Chapter 60: opposition to Bureau and reconstruction work became personal; the Congregational Church of Washington
During my Government work in Washington, D. C.
, from its commencement, May 12, 1865, to its close, July 3, 1874, as was predicted by my friends, I was obliged to meet and overcome many obstacles, and to encounter a constant and determined opposition.
Hostility showed itself in hydra-headed forms.
The Freedmen's Bureau
itself, regarded by its best friends and promoters as abnormal to our system of Government, and as only a temporary necessity, was always a source of bitterness and complaint to all extreme opponents, North and South. President Johnson
's course, after he had made up his mind to antagonize the party that elected him, strengthened all Southern hostility to the Bureau
work, and brought into disrepute its most faithful officials.
Identifying itself with the upholding of the blacks in their industries, it favored them in the possession of land, in the courts of justice, in labor interests, in having hospitals and asylums, and in planting schools from the primary to the university.
In fact the Bureau
constantly kept stirred up all social life where its operations touched the field.
It was bound to put its foot firmly upon every form of slavery.
It was obliged to foster individual independence.
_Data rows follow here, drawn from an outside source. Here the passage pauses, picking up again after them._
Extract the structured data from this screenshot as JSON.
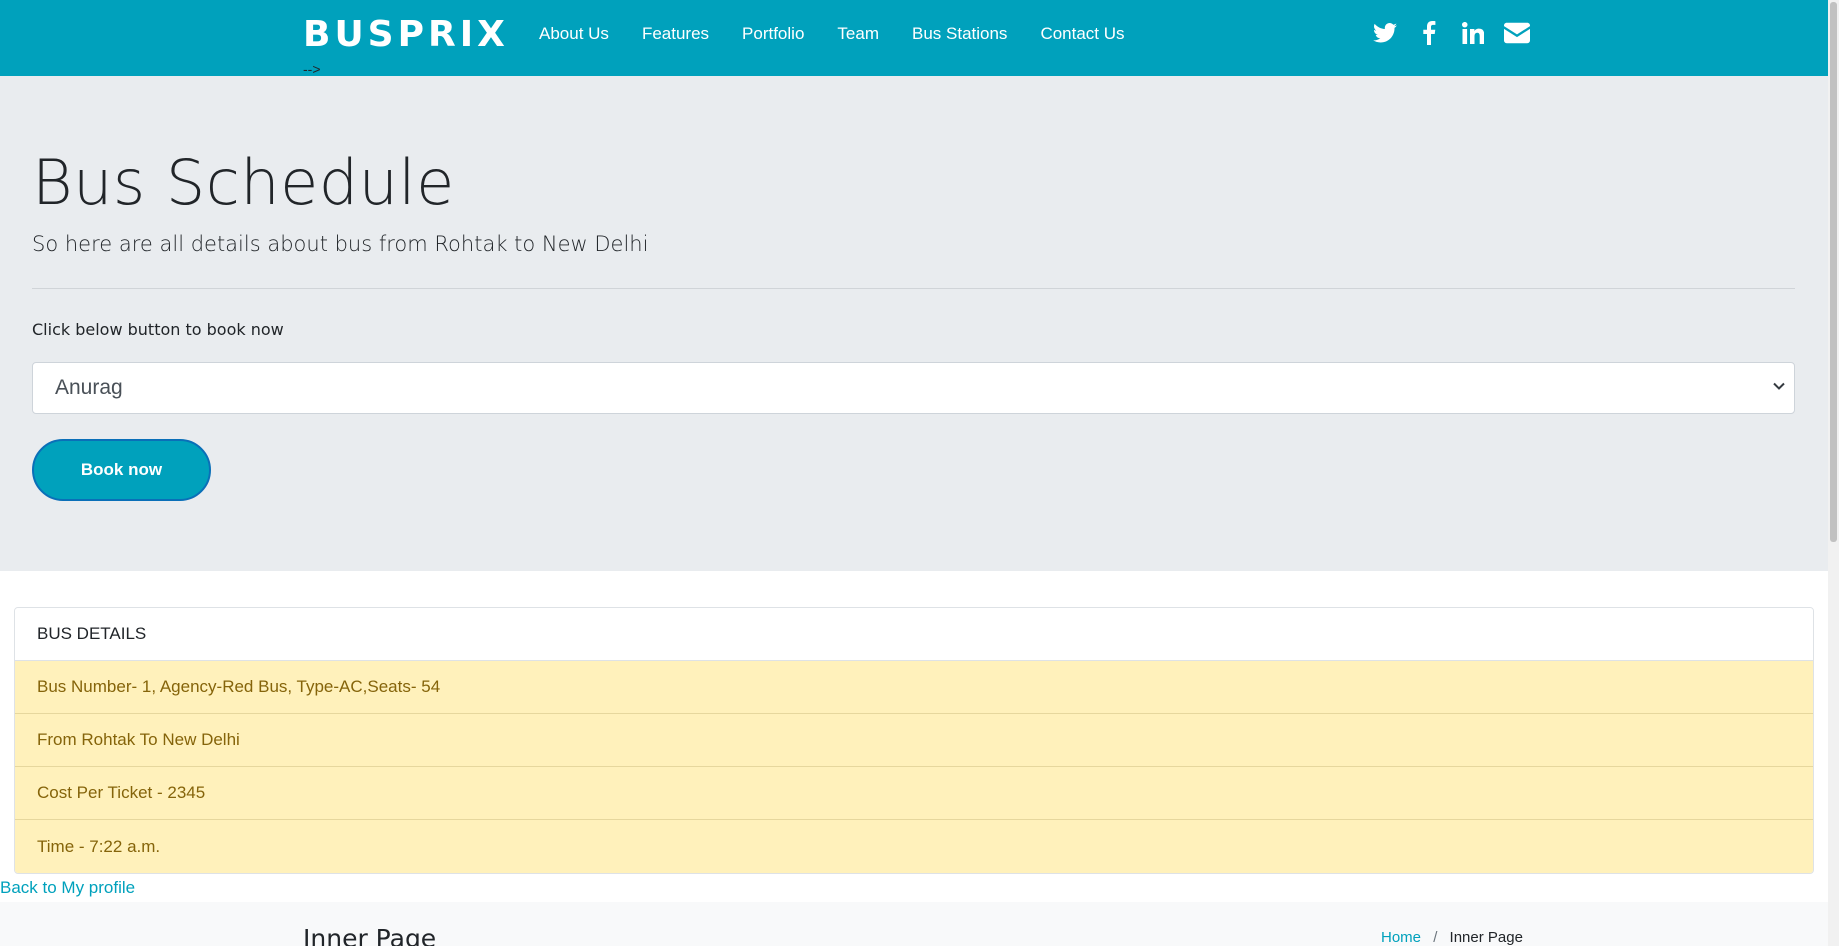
{
  "header": {
    "brand": "BUSPRIX",
    "stray_text": "-->",
    "nav": [
      "About Us",
      "Features",
      "Portfolio",
      "Team",
      "Bus Stations",
      "Contact Us"
    ],
    "social_icons": [
      "twitter-icon",
      "facebook-icon",
      "linkedin-icon",
      "envelope-icon"
    ],
    "accent_color": "#00a1bc"
  },
  "jumbotron": {
    "title": "Bus Schedule",
    "lead": "So here are all details about bus from Rohtak to New Delhi",
    "hint": "Click below button to book now",
    "select_value": "Anurag",
    "book_button": "Book now"
  },
  "bus_details": {
    "heading": "BUS DETAILS",
    "rows": [
      "Bus Number- 1, Agency-Red Bus, Type-AC,Seats- 54",
      "From Rohtak To New Delhi",
      "Cost Per Ticket - 2345",
      "Time - 7:22 a.m."
    ],
    "row_color": "#fff1bb"
  },
  "back_link": "Back to My profile",
  "breadcrumbs": {
    "title": "Inner Page",
    "home": "Home",
    "separator": "/",
    "current": "Inner Page"
  }
}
While it allowed no apathy among its wards, and thus encouraged industry and justice, and a lawful